**Data records:**
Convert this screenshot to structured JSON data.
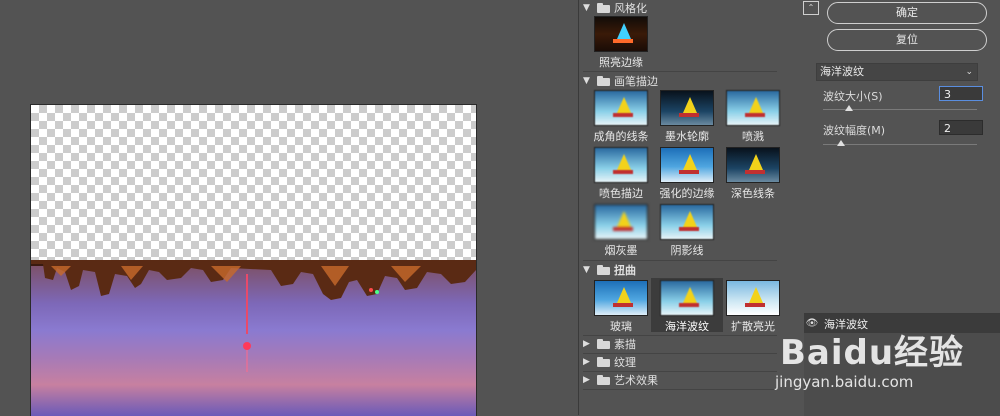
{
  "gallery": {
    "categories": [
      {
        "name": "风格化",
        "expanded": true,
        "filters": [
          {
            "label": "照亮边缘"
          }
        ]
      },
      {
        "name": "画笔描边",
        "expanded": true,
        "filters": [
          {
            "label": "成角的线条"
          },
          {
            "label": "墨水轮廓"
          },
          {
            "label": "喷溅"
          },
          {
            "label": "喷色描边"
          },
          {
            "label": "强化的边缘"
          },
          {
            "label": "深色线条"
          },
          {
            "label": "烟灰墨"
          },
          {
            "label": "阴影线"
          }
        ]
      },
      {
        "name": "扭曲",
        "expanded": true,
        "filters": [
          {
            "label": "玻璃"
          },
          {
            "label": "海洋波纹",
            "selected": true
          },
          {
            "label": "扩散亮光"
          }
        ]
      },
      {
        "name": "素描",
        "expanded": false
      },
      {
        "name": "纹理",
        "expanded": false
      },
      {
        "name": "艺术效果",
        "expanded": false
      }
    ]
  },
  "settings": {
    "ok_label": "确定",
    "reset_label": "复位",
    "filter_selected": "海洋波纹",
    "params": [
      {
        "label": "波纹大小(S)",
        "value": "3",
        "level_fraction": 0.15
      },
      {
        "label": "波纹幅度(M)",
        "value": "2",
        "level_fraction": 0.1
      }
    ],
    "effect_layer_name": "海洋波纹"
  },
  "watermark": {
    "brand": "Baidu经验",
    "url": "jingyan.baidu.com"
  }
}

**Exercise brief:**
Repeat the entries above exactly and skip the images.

**Task output:**
Convert this screenshot to structured JSON data.
{
  "gallery": {
    "categories": [
      {
        "name": "风格化",
        "expanded": true,
        "filters": [
          {
            "label": "照亮边缘"
          }
        ]
      },
      {
        "name": "画笔描边",
        "expanded": true,
        "filters": [
          {
            "label": "成角的线条"
          },
          {
            "label": "墨水轮廓"
          },
          {
            "label": "喷溅"
          },
          {
            "label": "喷色描边"
          },
          {
            "label": "强化的边缘"
          },
          {
            "label": "深色线条"
          },
          {
            "label": "烟灰墨"
          },
          {
            "label": "阴影线"
          }
        ]
      },
      {
        "name": "扭曲",
        "expanded": true,
        "filters": [
          {
            "label": "玻璃"
          },
          {
            "label": "海洋波纹",
            "selected": true
          },
          {
            "label": "扩散亮光"
          }
        ]
      },
      {
        "name": "素描",
        "expanded": false
      },
      {
        "name": "纹理",
        "expanded": false
      },
      {
        "name": "艺术效果",
        "expanded": false
      }
    ]
  },
  "settings": {
    "ok_label": "确定",
    "reset_label": "复位",
    "filter_selected": "海洋波纹",
    "params": [
      {
        "label": "波纹大小(S)",
        "value": "3",
        "level_fraction": 0.15
      },
      {
        "label": "波纹幅度(M)",
        "value": "2",
        "level_fraction": 0.1
      }
    ],
    "effect_layer_name": "海洋波纹"
  },
  "watermark": {
    "brand": "Baidu经验",
    "url": "jingyan.baidu.com"
  }
}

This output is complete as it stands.